Data about app and page elements:
=== Section Start ===

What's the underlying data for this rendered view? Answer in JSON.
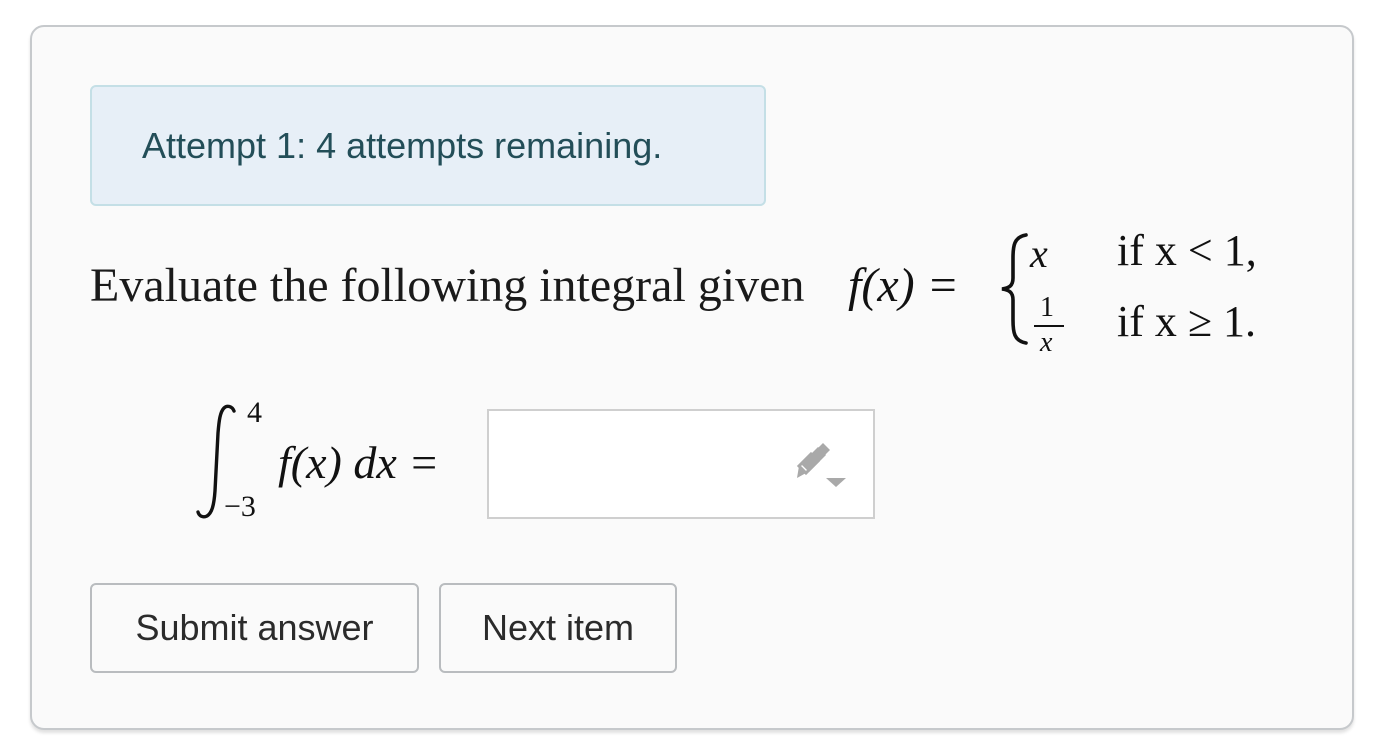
{
  "alert": {
    "text": "Attempt 1: 4 attempts remaining."
  },
  "question": {
    "prompt": "Evaluate the following integral given",
    "function_lhs": "f(x) =",
    "cases": [
      {
        "value": "x",
        "condition": "if x < 1,"
      },
      {
        "value_num": "1",
        "value_den": "x",
        "condition": "if x ≥ 1."
      }
    ],
    "integral": {
      "upper": "4",
      "lower": "−3",
      "integrand": "f(x) dx ="
    }
  },
  "answer_input": {
    "value": "",
    "placeholder": ""
  },
  "buttons": {
    "submit_label": "Submit answer",
    "next_label": "Next item"
  }
}
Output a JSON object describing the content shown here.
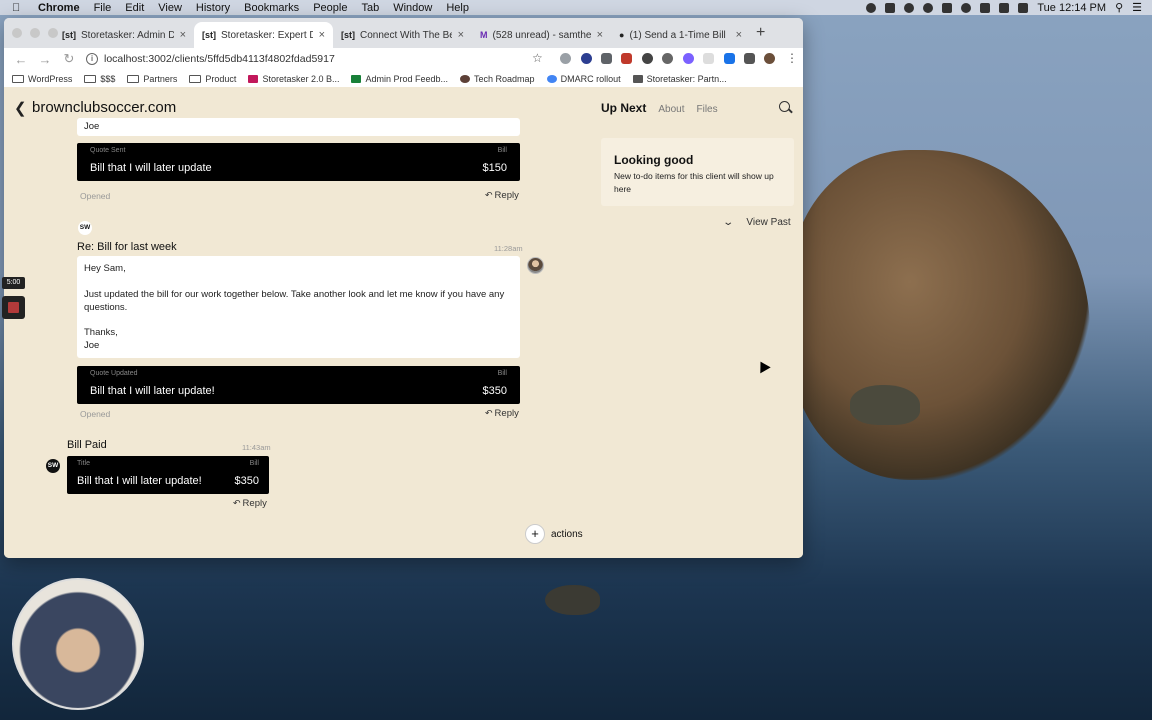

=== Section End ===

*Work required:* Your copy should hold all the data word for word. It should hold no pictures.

*Response to this exercise:*
What's the underlying data for this rendered view? Answer in JSON.
{
  "alert": {
    "text": "Attempt 1: 4 attempts remaining."
  },
  "question": {
    "prompt": "Evaluate the following integral given",
    "function_lhs": "f(x) =",
    "cases": [
      {
        "value": "x",
        "condition": "if x < 1,"
      },
      {
        "value_num": "1",
        "value_den": "x",
        "condition": "if x ≥ 1."
      }
    ],
    "integral": {
      "upper": "4",
      "lower": "−3",
      "integrand": "f(x) dx ="
    }
  },
  "answer_input": {
    "value": "",
    "placeholder": ""
  },
  "buttons": {
    "submit_label": "Submit answer",
    "next_label": "Next item"
  }
}
Output a JSON object describing the content shown here.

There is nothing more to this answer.